Comic conventions have gradually risen in recognition over recent decades and, as being a corollary, “cosplay” – dressing up as being a favourite character – has become greater than just a pastime to numerous people. You only have to look at a few of the outfits to understand the time and effort that some people put in – whether that involves handcrafting or sourcing an ideal piece – to realise the devotion involved.
The latest major events throughout the uk have attracted record turnouts. A lot more than 133,000 X-Men Rogue Cosplay Costume attended the London MCM Comic Con Event in May this year. When you consider that tickets can are more expensive than £20 per person, it suggests how much cash this strange new market is generating for that UK economy. And it’s not just tickets to events – people often spend over £200 on materials, paints and fixings to create their costumes.
We have seen a debate on if the rise of cosplay has been a sign of hard economic times: young adults without jobs spending far a lot of time seeking to become someone/something else. James Pethokoukis, American Enterprise Institute fellow and columnist, wrote – referencing mainly the cosplay craze in Japan – that “any rise in people fleeing reality for fantasy suggests problems with our reality”. Citing surveys that indicated that younger people in America are actually not as likely to invest their time playing and watching sport, economist Adam Ozimek argued that this is just a sign of changing youth culture – and actually, reflected a relative increase in prosperity: “I bet being a fan of cosplay is a lot more correlated with higher wages than being keen on football. ”
But no matter the numbers, it’s the creativity of cosplay which really enthuses me, being a teacher of design. Cosplay is giving (mainly young) people a new-found creative output. Most will have skilled up in researching properties of materials for the point where they become real masters of these materials. Creative skills including sketching and design development also become the norm for most people who had been novices.

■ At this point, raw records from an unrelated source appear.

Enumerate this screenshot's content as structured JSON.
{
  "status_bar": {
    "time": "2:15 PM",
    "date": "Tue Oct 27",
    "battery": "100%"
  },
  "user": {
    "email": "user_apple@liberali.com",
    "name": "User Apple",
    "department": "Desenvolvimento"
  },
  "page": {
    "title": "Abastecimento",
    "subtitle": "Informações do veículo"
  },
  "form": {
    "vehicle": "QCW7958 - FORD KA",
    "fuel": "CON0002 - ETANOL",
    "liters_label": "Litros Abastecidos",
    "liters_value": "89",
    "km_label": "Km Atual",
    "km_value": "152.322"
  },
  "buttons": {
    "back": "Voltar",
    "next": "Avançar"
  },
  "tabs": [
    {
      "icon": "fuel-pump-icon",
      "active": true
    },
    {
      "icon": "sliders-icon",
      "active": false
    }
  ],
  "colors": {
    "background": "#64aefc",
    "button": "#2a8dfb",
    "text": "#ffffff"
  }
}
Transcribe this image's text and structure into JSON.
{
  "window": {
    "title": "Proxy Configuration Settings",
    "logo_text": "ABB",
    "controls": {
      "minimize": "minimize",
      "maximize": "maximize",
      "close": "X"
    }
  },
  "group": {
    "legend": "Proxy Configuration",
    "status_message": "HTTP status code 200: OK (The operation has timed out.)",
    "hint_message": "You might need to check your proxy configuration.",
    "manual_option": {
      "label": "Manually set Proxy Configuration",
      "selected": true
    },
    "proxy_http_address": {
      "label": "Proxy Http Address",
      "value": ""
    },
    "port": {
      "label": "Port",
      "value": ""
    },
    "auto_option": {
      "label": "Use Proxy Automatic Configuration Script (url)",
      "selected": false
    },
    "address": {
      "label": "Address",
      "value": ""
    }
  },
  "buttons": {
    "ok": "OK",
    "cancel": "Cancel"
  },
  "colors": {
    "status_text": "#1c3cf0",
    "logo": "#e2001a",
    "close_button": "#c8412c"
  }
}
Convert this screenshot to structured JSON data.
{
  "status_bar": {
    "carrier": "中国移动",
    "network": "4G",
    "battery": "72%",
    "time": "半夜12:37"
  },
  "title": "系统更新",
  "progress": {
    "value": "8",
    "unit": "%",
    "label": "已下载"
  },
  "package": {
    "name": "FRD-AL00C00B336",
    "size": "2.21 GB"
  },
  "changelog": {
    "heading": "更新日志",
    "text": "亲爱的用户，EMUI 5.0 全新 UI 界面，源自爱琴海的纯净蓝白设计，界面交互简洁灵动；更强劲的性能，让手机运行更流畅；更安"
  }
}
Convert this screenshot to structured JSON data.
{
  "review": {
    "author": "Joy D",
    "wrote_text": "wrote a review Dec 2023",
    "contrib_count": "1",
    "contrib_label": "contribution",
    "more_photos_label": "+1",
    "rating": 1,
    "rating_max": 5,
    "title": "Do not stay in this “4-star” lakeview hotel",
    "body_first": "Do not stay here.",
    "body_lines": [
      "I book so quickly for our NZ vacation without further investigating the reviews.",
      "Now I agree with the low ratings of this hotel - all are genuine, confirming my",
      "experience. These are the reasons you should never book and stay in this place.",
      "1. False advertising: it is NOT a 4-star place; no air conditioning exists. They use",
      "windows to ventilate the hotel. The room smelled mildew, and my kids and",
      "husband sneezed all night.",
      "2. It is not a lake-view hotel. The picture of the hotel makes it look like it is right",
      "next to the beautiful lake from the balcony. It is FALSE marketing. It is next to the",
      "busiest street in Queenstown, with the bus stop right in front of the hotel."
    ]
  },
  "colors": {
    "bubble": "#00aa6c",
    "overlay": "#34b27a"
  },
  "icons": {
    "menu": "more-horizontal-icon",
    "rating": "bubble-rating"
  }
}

For a lot of people, Scott Summers X Men Cyclops Cosplay Costume can be the start of a lifelong journey right into a design career – whether this be costume design, SFX makeup or product and prop design. As an example, the individual who first got me into cosplay, Sorcha McIntyre, launched a graphic design career after attending events. It opened the creative doors to your career by offering her the opportunity to display artwork and exhibit her design flair.
Some of the costumes displayed at events are probably the most imaginative you will observe on stage or screen. Alongside here is the inevitable controversy surrounding the costumes of women specifically – accusations about the manner in which cosplay sexualises its participants. The media doesn’t really help – when you might imagine, stories about cosplay and comic conventions have a tendency to mainly feature scantily-clad women. However, if you consider the actual character – or even the concept art that inspired the costumes – normally, this is in which the images come from.
For most people who attend comic conventions, cosplay isn’t about the particular costume they may have chosen to use, it’s about reaching be their favourite character for that day. That’s not to say that some people don’t dress this way just for the attention – even in the event the attention they get is approval for the hard work put into the costume. Should you asked most cosplayers, they ormaua admit the attention they receive is actually a major attraction for Sexy Halloween Costumes For Women Kids. Nevertheless, dressing up to get “sexy” is not the key element in this.
This image isn’t helped by the most common cosplayers, including Jessica Nigri and Lindsay Elyse – who are known specifically for their scantily clad outfits as well as the oversexualised photographs that they make their cash selling. Nigri was reportedly asked to leave an occasion unless she changed into something different towards the plunging neckline catsuit she have been sporting.
Many conventions offer the chance of particular fandoms to have together in large groups to discuss their desire for and experiences of making their costumes, giving a sense of community. So when you think cosplay is just about dressing in sexy outfits you might be sadly mistaken. Cosplay has grown up: it’s a skill, an inclusive hobby as well as a creative pursuit – and, for an increasing number of people, it’s a lifestyle.